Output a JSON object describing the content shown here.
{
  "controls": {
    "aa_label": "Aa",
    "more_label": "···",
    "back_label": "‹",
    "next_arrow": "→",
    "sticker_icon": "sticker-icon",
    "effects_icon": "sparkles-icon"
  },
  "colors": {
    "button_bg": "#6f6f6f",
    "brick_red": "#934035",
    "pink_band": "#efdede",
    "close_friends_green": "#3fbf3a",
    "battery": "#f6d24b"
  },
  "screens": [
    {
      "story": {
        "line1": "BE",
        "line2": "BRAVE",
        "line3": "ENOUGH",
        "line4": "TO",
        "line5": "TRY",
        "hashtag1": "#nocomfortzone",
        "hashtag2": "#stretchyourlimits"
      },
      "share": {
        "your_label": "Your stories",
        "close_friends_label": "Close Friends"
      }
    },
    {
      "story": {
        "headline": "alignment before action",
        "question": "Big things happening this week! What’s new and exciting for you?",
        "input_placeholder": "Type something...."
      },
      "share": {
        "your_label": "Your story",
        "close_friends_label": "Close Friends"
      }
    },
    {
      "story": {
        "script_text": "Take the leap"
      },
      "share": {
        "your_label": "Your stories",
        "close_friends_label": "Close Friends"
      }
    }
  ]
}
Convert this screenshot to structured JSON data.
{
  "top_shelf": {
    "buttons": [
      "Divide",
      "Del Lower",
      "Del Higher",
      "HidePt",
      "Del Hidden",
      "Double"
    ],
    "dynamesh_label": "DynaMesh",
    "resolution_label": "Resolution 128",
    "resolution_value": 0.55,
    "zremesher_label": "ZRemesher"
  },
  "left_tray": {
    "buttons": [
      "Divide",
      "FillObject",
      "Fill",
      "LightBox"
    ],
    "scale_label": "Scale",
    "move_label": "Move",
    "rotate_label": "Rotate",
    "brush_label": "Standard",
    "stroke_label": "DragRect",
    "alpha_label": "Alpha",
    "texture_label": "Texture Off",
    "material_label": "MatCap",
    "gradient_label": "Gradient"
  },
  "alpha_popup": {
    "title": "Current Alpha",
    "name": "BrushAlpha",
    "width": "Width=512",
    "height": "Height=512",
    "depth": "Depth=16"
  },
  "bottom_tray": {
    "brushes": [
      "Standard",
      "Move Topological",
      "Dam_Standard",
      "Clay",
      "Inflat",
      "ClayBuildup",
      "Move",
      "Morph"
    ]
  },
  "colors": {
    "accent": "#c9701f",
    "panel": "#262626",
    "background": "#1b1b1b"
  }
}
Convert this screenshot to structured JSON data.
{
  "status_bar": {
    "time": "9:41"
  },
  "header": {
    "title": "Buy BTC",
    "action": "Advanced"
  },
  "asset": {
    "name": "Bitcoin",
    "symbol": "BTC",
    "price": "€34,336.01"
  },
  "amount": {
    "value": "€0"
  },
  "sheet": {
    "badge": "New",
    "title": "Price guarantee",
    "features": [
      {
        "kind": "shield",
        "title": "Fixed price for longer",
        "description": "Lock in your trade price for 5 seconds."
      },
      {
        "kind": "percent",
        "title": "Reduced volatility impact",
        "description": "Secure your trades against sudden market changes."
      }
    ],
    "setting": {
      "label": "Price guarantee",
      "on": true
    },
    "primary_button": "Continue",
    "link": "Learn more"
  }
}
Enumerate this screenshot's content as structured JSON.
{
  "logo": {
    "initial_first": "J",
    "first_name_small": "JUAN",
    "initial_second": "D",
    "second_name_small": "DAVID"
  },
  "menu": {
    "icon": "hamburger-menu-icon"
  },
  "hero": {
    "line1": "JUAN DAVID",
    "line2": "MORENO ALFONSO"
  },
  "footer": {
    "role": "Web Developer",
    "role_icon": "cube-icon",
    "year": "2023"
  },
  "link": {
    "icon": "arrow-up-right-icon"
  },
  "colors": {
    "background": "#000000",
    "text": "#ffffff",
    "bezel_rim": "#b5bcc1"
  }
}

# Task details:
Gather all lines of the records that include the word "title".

# Your response:
    "title": "Current Alpha",
    "title": "Buy BTC",
    "title": "Price guarantee",
        "title": "Fixed price for longer",
        "title": "Reduced volatility impact",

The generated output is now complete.